YOUR OBJECTIVE →
Every entry must come back exactly as it was written.

SUPPLIED MATERIAL →
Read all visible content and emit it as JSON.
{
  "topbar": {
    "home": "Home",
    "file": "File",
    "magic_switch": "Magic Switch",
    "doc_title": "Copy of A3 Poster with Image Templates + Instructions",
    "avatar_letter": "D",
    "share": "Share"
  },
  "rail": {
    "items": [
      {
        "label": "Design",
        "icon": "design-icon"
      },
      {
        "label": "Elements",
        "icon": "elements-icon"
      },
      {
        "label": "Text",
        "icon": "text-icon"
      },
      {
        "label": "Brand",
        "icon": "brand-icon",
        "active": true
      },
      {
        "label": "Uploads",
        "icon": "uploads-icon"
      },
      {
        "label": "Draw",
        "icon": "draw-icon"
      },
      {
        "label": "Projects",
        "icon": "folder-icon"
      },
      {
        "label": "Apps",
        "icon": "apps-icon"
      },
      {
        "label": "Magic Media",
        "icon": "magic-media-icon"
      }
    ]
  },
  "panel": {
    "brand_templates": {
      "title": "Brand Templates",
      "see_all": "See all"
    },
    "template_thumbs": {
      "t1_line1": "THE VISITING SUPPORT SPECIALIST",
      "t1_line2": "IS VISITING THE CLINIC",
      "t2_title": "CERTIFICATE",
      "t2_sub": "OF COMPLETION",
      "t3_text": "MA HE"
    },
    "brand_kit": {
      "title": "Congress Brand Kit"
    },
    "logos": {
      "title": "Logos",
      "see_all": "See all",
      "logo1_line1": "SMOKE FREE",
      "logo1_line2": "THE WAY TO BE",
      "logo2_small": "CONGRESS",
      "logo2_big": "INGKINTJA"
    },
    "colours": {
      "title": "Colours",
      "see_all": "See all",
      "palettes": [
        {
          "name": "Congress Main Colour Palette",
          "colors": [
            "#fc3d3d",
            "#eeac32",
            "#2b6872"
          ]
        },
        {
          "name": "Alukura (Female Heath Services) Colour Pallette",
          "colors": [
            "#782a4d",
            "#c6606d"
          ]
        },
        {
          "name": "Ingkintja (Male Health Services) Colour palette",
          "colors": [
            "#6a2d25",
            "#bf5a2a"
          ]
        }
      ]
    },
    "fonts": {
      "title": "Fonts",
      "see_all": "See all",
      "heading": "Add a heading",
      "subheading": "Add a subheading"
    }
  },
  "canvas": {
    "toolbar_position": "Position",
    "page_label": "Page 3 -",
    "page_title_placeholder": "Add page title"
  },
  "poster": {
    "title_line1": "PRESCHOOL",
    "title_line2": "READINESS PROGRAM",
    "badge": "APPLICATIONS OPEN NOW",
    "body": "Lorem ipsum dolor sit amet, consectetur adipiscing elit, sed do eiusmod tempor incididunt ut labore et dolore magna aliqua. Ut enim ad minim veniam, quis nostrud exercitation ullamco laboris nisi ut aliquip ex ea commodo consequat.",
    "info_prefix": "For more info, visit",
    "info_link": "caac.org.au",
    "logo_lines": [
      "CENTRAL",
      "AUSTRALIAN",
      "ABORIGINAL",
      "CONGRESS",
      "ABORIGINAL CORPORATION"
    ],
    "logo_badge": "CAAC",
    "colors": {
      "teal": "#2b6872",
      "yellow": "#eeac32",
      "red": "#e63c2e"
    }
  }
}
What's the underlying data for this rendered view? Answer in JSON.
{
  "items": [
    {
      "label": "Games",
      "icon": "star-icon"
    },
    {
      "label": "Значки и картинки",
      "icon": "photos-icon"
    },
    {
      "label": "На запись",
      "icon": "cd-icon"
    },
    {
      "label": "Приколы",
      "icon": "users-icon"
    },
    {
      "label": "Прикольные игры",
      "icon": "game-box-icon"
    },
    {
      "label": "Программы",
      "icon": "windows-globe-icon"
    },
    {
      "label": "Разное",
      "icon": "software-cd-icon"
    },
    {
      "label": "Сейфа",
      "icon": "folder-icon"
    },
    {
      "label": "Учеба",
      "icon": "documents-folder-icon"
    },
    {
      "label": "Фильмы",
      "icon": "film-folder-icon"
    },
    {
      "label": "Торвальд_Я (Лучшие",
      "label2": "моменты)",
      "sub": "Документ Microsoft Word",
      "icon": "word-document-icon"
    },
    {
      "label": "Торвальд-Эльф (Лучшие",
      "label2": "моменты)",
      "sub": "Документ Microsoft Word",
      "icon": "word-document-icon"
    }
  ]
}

SOLVED PROBLEM →
Read all visible content and emit it as JSON.
{
  "topbar": {
    "home": "Home",
    "file": "File",
    "magic_switch": "Magic Switch",
    "doc_title": "Copy of A3 Poster with Image Templates + Instructions",
    "avatar_letter": "D",
    "share": "Share"
  },
  "rail": {
    "items": [
      {
        "label": "Design",
        "icon": "design-icon"
      },
      {
        "label": "Elements",
        "icon": "elements-icon"
      },
      {
        "label": "Text",
        "icon": "text-icon"
      },
      {
        "label": "Brand",
        "icon": "brand-icon",
        "active": true
      },
      {
        "label": "Uploads",
        "icon": "uploads-icon"
      },
      {
        "label": "Draw",
        "icon": "draw-icon"
      },
      {
        "label": "Projects",
        "icon": "folder-icon"
      },
      {
        "label": "Apps",
        "icon": "apps-icon"
      },
      {
        "label": "Magic Media",
        "icon": "magic-media-icon"
      }
    ]
  },
  "panel": {
    "brand_templates": {
      "title": "Brand Templates",
      "see_all": "See all"
    },
    "template_thumbs": {
      "t1_line1": "THE VISITING SUPPORT SPECIALIST",
      "t1_line2": "IS VISITING THE CLINIC",
      "t2_title": "CERTIFICATE",
      "t2_sub": "OF COMPLETION",
      "t3_text": "MA HE"
    },
    "brand_kit": {
      "title": "Congress Brand Kit"
    },
    "logos": {
      "title": "Logos",
      "see_all": "See all",
      "logo1_line1": "SMOKE FREE",
      "logo1_line2": "THE WAY TO BE",
      "logo2_small": "CONGRESS",
      "logo2_big": "INGKINTJA"
    },
    "colours": {
      "title": "Colours",
      "see_all": "See all",
      "palettes": [
        {
          "name": "Congress Main Colour Palette",
          "colors": [
            "#fc3d3d",
            "#eeac32",
            "#2b6872"
          ]
        },
        {
          "name": "Alukura (Female Heath Services) Colour Pallette",
          "colors": [
            "#782a4d",
            "#c6606d"
          ]
        },
        {
          "name": "Ingkintja (Male Health Services) Colour palette",
          "colors": [
            "#6a2d25",
            "#bf5a2a"
          ]
        }
      ]
    },
    "fonts": {
      "title": "Fonts",
      "see_all": "See all",
      "heading": "Add a heading",
      "subheading": "Add a subheading"
    }
  },
  "canvas": {
    "toolbar_position": "Position",
    "page_label": "Page 3 -",
    "page_title_placeholder": "Add page title"
  },
  "poster": {
    "title_line1": "PRESCHOOL",
    "title_line2": "READINESS PROGRAM",
    "badge": "APPLICATIONS OPEN NOW",
    "body": "Lorem ipsum dolor sit amet, consectetur adipiscing elit, sed do eiusmod tempor incididunt ut labore et dolore magna aliqua. Ut enim ad minim veniam, quis nostrud exercitation ullamco laboris nisi ut aliquip ex ea commodo consequat.",
    "info_prefix": "For more info, visit",
    "info_link": "caac.org.au",
    "logo_lines": [
      "CENTRAL",
      "AUSTRALIAN",
      "ABORIGINAL",
      "CONGRESS",
      "ABORIGINAL CORPORATION"
    ],
    "logo_badge": "CAAC",
    "colors": {
      "teal": "#2b6872",
      "yellow": "#eeac32",
      "red": "#e63c2e"
    }
  }
}
What's the underlying data for this rendered view? Answer in JSON.
{
  "items": [
    {
      "label": "Games",
      "icon": "star-icon"
    },
    {
      "label": "Значки и картинки",
      "icon": "photos-icon"
    },
    {
      "label": "На запись",
      "icon": "cd-icon"
    },
    {
      "label": "Приколы",
      "icon": "users-icon"
    },
    {
      "label": "Прикольные игры",
      "icon": "game-box-icon"
    },
    {
      "label": "Программы",
      "icon": "windows-globe-icon"
    },
    {
      "label": "Разное",
      "icon": "software-cd-icon"
    },
    {
      "label": "Сейфа",
      "icon": "folder-icon"
    },
    {
      "label": "Учеба",
      "icon": "documents-folder-icon"
    },
    {
      "label": "Фильмы",
      "icon": "film-folder-icon"
    },
    {
      "label": "Торвальд_Я (Лучшие",
      "label2": "моменты)",
      "sub": "Документ Microsoft Word",
      "icon": "word-document-icon"
    },
    {
      "label": "Торвальд-Эльф (Лучшие",
      "label2": "моменты)",
      "sub": "Документ Microsoft Word",
      "icon": "word-document-icon"
    }
  ]
}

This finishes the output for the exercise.